When Theology and Knowledge Ruin Faith

As a person with a graduate degree and a teacher’s heart, I have always valued the importance of education. I love to see churches with good discipleship ministries that attempt to teach their people the deeper things of the faith. An understanding of theology is important. When people do not have an understanding of correct theology, things—especially in the prayer arena—can get a little wonky. But I also am fascinated by the fact that God seems to be more at work in places where the church lacks teaching. Where good theology is often significantly lacking. Why is that?

Over the past few months, I have been working on the November 2014 issue of Prayer Connect, which is on prayer and faith. One of the articles we felt it should include is why there are so many more miracles in third world nations than there are in the Western world. We asked John Robb of the International Prayer Council to write the article since more than anyone we know, he is at the forefront of watching the activity of miraculous prayer around the world.

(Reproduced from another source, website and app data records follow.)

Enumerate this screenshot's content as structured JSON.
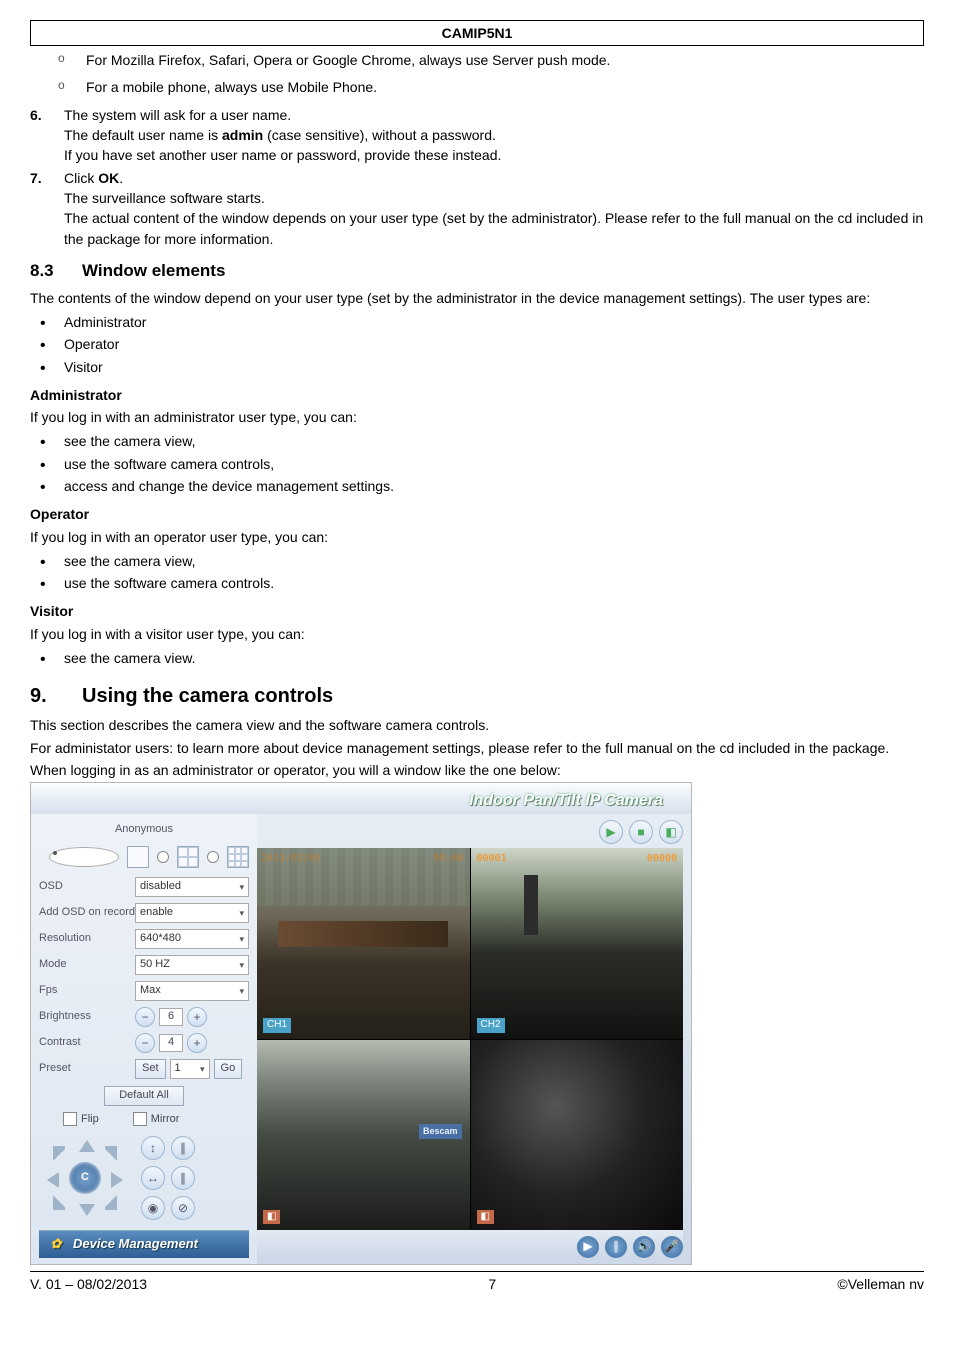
{
  "header": {
    "title": "CAMIP5N1"
  },
  "intro_sub": [
    "For Mozilla Firefox, Safari, Opera or Google Chrome, always use Server push mode.",
    "For a mobile phone, always use Mobile Phone."
  ],
  "steps": {
    "s6": {
      "num": "6.",
      "l1": "The system will ask for a user name.",
      "l2a": "The default user name is ",
      "l2b": "admin",
      "l2c": " (case sensitive), without a password.",
      "l3": "If you have set another user name or password, provide these instead."
    },
    "s7": {
      "num": "7.",
      "l1a": "Click ",
      "l1b": "OK",
      "l1c": ".",
      "l2": "The surveillance software starts.",
      "l3": "The actual content of the window depends on your user type (set by the administrator). Please refer to the full manual on the cd included in the package for more information."
    }
  },
  "sec83": {
    "num": "8.3",
    "title": "Window elements",
    "intro": "The contents of the window depend on your user type (set by the administrator in the device management settings). The user types are:",
    "types": [
      "Administrator",
      "Operator",
      "Visitor"
    ],
    "admin": {
      "head": "Administrator",
      "intro": "If you log in with an administrator user type, you can:",
      "items": [
        "see the camera view,",
        "use the software camera controls,",
        "access and change the device management settings."
      ]
    },
    "oper": {
      "head": "Operator",
      "intro": "If you log in with an operator user type, you can:",
      "items": [
        "see the camera view,",
        "use the software camera controls."
      ]
    },
    "vis": {
      "head": "Visitor",
      "intro": "If you log in with a visitor user type, you can:",
      "items": [
        "see the camera view."
      ]
    }
  },
  "sec9": {
    "num": "9.",
    "title": "Using the camera controls",
    "p1": "This section describes the camera view and the software camera controls.",
    "p2": "For administator users: to learn more about device management settings, please refer to the full manual on the cd included in the package.",
    "p3": "When logging in as an administrator or operator, you will a window like the one below:"
  },
  "app": {
    "title": "Indoor Pan/Tilt IP Camera",
    "anon": "Anonymous",
    "controls": {
      "osd": {
        "label": "OSD",
        "value": "disabled"
      },
      "addosd": {
        "label": "Add OSD on record",
        "value": "enable"
      },
      "res": {
        "label": "Resolution",
        "value": "640*480"
      },
      "mode": {
        "label": "Mode",
        "value": "50 HZ"
      },
      "fps": {
        "label": "Fps",
        "value": "Max"
      },
      "bri": {
        "label": "Brightness",
        "value": "6"
      },
      "con": {
        "label": "Contrast",
        "value": "4"
      },
      "preset": {
        "label": "Preset",
        "set": "Set",
        "value": "1",
        "go": "Go"
      },
      "defall": "Default All",
      "flip": "Flip",
      "mirror": "Mirror",
      "center": "C"
    },
    "dm": "Device Management",
    "feeds": {
      "ch1": "CH1",
      "ch2": "CH2",
      "ts1a": "2013/02/05",
      "ts1b": "08:08",
      "ts2a": "00001",
      "ts2b": "00000",
      "sign": "Bescam"
    }
  },
  "footer": {
    "left": "V. 01 – 08/02/2013",
    "center": "7",
    "right": "©Velleman nv"
  }
}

One of the major reasons John stated for this difference was the lack of childlike faith we in the West possess. “Adults,” said Robb, “tend to be encumbered by the baggage of doubt, fear and wrong belief systems that keep us from simply trusting God to do what He promises to do.” He went on to say that we have “become so captive to a . . . non-supernatural worldview that we often do not realize how deeply we have become affected by this corrosive influence.”

More than any other church in history, the western church of the 50s-80s, taught its people Bible knowledge and theology (probably more the former than the latter). Multiple teaching times from the pulpit each week, Sunday school classes, small groups, conferences, summer camp venues, weeks of special meetings, evangelism training . . . all taught the Scriptures. I for one would think the result would have been a stronger church. But it is surely interesting to note that we have a much weaker church, an almost miracle-less church, today. Why is that?

We are people who like everything explained to us. We want to know why something works and how it works. If we don’t understand something, we have to have an explanation. We also like three easy steps, a clear process that works every time. But that is tough when it comes to theology and prayer. We want to develop a theology, and many churches have. But God so often seems to work outside of our theologies. He won’t be pinned into a box.

He simply admires childlike faith (as John points out in his article). The more knowledge we have seems to work against childlikeness. For adults, fear of doing something wrong, skepticism and doubt enter—usually in the form of already preparing our theological response for when God doesn’t answer the way we want in the situation in which we are praying.

“Does God give you his Spirit and work miracles among you because you observe the law [or good theology], or because you believe what you heard” (Galatians 3:5).

I am not opposed to theology and I point it out when I see really bad theology at work. But I also know that theology can be wrong, and God is going to work how God works, no matter how we try to explain how He works in step by step theological terms. I am interested now in gaining more childlike faith when I pray, rather than making sure all my i’s are dotted in good theology.

–Jonathan Graf is the publisher of Prayer Connect.